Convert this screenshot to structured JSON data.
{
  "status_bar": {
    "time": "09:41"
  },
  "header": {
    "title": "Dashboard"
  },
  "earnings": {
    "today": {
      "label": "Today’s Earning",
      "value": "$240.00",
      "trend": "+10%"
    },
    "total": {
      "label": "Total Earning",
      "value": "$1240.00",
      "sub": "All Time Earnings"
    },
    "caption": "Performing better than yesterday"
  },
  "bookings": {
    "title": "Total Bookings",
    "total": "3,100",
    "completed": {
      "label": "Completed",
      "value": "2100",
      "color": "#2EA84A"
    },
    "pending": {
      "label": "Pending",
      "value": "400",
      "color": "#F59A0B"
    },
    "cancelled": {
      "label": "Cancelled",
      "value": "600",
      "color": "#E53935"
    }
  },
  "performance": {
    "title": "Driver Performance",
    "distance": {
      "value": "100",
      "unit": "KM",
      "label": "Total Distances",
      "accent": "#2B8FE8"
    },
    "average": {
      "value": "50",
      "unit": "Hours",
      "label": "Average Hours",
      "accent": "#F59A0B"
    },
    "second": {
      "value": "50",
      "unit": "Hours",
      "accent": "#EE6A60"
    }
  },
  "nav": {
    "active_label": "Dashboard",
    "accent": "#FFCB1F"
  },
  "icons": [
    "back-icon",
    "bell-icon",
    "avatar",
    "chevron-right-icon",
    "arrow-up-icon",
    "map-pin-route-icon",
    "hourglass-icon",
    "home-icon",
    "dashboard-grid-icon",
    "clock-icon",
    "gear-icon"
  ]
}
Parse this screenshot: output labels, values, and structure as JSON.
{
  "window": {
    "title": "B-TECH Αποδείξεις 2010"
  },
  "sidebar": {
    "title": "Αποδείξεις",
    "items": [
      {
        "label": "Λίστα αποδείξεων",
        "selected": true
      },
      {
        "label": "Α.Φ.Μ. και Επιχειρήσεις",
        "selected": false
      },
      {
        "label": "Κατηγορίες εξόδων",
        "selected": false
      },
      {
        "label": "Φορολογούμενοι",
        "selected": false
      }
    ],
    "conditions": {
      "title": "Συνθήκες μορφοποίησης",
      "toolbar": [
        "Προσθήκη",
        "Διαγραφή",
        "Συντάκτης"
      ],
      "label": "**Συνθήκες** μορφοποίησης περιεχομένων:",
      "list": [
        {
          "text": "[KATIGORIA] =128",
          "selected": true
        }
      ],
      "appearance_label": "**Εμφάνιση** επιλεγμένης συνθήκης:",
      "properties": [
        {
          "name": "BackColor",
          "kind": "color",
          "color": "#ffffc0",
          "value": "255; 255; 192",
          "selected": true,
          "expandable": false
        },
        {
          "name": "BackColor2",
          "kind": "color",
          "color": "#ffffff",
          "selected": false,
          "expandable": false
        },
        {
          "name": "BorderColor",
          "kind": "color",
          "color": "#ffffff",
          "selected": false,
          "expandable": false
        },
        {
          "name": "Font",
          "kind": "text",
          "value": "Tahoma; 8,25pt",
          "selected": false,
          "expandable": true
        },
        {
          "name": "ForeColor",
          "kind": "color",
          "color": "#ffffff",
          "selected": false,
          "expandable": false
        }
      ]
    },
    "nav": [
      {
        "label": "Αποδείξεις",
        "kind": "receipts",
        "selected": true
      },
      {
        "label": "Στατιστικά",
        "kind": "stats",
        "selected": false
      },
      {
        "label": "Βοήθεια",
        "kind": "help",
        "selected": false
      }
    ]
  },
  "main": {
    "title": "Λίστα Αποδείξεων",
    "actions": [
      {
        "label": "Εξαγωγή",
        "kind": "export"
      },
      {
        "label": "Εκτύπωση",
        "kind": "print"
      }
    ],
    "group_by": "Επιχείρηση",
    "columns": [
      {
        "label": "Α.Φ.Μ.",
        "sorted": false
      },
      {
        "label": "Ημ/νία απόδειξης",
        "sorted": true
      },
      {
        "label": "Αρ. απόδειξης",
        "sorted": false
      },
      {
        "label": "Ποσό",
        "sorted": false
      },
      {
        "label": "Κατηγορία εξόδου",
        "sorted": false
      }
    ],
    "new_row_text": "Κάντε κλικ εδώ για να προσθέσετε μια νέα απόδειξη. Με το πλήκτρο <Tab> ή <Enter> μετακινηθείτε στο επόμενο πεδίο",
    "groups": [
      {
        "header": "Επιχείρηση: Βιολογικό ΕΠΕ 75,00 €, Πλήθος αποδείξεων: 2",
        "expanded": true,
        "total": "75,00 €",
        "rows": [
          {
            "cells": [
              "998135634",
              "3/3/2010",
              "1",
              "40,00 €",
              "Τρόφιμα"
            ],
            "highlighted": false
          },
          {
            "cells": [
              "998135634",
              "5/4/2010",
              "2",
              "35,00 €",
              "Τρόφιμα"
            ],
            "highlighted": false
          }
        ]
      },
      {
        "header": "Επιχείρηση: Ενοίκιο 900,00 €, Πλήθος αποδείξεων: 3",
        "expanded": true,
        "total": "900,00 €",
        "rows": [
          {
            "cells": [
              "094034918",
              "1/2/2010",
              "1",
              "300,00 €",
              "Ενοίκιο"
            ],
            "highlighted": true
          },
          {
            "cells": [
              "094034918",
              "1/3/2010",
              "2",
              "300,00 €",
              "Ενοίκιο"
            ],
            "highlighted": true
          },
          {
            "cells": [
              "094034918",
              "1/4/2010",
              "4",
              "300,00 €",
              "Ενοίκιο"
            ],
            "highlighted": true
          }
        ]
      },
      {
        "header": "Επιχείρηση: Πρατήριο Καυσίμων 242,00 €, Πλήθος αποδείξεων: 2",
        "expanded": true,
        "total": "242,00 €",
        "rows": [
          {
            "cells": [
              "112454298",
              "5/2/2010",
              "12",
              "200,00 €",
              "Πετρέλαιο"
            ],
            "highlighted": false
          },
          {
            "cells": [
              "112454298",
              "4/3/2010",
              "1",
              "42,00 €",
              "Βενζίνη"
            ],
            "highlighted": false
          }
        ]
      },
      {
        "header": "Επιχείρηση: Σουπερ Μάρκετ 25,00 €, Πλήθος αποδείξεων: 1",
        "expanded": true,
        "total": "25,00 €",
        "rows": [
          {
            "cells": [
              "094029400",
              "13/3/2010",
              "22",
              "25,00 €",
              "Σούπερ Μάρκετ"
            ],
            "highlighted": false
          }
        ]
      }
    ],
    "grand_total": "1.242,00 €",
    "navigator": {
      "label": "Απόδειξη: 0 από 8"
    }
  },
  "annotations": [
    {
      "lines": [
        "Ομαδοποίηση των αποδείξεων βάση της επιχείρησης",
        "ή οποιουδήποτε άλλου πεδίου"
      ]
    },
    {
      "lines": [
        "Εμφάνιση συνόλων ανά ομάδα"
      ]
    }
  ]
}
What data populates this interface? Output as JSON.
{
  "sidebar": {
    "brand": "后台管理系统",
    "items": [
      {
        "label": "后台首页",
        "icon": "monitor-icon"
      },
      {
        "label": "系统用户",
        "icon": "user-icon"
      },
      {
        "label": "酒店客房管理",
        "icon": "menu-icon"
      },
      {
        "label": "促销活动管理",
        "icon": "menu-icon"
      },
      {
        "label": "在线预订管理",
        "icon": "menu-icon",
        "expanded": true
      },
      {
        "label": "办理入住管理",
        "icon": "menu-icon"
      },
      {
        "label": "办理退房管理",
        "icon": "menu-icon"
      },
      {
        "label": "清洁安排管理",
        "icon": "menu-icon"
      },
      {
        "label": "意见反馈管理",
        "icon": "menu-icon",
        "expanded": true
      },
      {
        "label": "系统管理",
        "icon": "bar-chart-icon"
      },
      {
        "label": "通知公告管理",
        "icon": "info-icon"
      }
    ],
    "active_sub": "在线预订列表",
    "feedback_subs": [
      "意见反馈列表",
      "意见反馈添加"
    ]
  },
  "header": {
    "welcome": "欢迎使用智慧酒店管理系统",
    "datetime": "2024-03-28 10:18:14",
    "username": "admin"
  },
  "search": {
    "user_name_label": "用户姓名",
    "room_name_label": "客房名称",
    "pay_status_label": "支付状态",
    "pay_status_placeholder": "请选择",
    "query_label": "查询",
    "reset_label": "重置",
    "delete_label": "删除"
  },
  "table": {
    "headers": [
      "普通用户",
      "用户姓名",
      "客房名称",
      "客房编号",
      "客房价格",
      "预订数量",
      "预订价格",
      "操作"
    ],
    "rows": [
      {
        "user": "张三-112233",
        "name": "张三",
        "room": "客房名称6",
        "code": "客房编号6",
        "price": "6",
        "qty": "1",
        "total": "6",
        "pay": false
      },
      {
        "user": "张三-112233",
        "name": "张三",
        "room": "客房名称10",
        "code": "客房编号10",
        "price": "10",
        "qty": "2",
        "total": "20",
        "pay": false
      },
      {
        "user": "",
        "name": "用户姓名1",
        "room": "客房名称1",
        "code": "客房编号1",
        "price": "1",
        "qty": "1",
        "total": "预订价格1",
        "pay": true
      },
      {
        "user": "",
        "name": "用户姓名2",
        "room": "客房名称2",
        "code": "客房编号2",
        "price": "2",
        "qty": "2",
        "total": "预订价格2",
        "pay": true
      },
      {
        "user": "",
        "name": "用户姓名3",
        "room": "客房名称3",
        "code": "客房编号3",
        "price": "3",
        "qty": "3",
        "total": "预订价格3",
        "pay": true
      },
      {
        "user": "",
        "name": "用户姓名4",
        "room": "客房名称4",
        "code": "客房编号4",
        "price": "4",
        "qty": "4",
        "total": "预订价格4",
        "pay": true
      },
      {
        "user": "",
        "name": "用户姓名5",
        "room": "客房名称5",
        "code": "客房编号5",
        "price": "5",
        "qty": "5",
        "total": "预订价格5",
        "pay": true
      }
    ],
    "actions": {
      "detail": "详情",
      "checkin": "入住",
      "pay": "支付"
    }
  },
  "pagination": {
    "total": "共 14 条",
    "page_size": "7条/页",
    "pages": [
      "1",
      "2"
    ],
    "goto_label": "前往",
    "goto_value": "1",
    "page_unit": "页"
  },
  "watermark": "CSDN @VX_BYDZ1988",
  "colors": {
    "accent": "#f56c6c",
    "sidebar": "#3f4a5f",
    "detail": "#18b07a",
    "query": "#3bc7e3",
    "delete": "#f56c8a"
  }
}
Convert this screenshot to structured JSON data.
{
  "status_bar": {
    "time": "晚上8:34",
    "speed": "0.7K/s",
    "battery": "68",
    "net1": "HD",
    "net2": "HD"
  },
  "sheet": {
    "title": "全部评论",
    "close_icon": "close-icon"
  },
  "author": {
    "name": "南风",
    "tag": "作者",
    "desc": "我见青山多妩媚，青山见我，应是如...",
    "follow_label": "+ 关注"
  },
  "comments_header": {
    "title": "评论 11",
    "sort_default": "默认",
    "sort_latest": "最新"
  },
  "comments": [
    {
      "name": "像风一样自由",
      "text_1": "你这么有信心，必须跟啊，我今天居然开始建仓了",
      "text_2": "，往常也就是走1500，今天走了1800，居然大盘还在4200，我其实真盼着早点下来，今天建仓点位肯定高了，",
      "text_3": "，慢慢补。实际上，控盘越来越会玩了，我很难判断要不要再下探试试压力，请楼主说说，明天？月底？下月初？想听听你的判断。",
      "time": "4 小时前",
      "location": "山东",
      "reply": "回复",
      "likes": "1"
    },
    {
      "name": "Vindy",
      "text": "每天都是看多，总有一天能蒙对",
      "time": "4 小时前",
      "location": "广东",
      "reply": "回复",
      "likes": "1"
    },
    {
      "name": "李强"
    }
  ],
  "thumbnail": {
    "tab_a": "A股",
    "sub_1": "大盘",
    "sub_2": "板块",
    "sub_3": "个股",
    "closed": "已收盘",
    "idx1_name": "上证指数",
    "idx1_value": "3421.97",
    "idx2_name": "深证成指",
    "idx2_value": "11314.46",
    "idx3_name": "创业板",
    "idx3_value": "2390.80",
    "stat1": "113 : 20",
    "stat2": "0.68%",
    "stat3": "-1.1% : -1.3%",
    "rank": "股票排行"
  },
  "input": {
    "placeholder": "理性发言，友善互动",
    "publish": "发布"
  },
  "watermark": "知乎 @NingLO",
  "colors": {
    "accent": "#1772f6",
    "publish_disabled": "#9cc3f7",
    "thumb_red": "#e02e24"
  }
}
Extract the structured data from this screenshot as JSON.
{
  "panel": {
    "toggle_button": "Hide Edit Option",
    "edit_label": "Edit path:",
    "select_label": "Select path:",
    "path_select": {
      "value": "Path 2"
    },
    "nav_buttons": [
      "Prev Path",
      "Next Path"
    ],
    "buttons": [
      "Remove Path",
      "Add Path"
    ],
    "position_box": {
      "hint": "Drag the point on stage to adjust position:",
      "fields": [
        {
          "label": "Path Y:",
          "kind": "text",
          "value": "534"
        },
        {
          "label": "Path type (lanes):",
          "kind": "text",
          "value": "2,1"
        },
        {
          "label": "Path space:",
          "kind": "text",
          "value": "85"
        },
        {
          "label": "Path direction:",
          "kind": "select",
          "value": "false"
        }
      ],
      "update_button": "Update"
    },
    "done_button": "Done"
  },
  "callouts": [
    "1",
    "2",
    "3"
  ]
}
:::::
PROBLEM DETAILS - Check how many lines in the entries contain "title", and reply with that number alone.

TASK OUTPUT - 9